He continued, "I won't sacrifice or negotiate one or the other. Man, so I try to put that into music. I try to put that in everything I do. So the way my songs and everything have been shaped, they come with a message first. And I always tell people my purpose is bigger than the songs... But I'm glad that people get to hear me and hear a glimpse of some of the things that go through my head and the songs that God put on my heart. At the same time, it ain't nothing like coming to see me live and perform these songs."

Finally, Brown boiled his entire list of creative priorities down to "performing," saying, "When I'm performing, I'm actually given a testimony.
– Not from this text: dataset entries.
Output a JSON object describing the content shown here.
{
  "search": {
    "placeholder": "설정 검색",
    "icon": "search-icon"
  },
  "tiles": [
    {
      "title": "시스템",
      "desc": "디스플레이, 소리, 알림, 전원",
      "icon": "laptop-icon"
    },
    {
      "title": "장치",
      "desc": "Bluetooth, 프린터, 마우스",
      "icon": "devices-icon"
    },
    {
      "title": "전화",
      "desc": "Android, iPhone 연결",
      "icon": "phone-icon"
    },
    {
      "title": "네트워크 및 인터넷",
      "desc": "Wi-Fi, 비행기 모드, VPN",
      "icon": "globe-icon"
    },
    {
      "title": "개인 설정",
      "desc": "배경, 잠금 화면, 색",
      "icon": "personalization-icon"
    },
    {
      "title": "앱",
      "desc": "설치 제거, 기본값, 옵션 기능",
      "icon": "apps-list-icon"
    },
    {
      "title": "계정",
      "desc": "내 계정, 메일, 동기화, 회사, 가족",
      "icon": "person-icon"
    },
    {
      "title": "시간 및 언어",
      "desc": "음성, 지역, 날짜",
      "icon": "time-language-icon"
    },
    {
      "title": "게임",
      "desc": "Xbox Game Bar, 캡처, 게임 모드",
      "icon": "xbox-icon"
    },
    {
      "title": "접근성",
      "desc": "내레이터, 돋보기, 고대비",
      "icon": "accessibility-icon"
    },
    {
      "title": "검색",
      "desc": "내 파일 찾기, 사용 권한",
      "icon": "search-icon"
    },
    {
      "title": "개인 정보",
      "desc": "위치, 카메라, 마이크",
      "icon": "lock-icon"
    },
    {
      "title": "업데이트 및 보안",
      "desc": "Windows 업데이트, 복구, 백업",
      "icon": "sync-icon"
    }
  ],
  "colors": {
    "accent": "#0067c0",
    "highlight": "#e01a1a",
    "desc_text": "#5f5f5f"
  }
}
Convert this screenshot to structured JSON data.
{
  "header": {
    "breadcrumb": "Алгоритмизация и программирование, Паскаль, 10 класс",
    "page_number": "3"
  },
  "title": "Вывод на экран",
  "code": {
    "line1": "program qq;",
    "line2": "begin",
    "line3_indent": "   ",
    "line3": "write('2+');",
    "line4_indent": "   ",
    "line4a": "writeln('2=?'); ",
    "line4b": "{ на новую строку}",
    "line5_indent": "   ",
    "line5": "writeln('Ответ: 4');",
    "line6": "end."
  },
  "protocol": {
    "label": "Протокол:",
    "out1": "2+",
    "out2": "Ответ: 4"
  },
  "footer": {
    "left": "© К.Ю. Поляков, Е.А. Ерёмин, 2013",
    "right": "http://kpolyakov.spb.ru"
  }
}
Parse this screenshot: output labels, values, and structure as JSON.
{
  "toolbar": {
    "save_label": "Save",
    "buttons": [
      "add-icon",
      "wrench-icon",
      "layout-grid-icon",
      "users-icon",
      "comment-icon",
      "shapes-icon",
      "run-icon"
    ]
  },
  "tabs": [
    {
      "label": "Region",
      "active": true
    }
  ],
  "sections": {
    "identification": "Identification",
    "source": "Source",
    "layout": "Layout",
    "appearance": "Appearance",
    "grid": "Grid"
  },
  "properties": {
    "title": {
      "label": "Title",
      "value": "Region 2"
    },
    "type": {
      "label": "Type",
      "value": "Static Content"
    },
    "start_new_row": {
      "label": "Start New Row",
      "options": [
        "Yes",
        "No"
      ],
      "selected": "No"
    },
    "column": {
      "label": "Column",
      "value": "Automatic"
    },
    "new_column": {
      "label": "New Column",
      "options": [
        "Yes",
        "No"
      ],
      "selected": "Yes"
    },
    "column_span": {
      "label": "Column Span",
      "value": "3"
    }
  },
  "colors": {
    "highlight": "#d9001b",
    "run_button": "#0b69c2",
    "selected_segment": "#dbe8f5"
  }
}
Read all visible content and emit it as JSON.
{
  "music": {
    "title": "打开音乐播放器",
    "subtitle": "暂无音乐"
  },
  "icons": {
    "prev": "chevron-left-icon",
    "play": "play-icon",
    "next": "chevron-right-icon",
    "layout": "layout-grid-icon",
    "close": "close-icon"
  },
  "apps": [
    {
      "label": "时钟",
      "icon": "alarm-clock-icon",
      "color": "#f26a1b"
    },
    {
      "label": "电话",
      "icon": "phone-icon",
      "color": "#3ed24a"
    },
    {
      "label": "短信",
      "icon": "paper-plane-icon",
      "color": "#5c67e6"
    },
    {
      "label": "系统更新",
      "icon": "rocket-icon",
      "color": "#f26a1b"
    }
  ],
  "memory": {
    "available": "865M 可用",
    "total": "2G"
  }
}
So I take this stage platform as if I'm, I'm in front of a church giving my testimony. I can walk. I've made it through these struggles. I've been through this. Don't dim your light. Whiskey and champagne, don't mix. Find you another glass of champagne to toast with. Because those have always been celebratory ways of toasting the chipper things in life. All the way down to being on Parmalee song, 'I love you, just the way God made you.'"

"Everything about my career has been purposeful," he continued, then citing another recent track he worked on, "even all the way down to 'Trap Still Bumping' with T.I. If you listen to my verse, I'm breaking it down. I said, "Growing up in the hood, I was misunderstood. Just a young black boy with no bank candy lady, like two doors down, trapped in the back of the same house. I remember the first time I saw a dope sack, I was flipping that Kool-Aid in a Ziploc bag project baby. Never thought I ever had a chance to change. Look at me now. Country Superstar doing my thing. Won't he do it? I'm always on that message."

For more on what Blanco Brown has going on, check out his official website by clicking here. Additionally, his upcoming touring dates can be found here. Keep it locked to PopCulture.com for more great country music news, reviews, and interviews!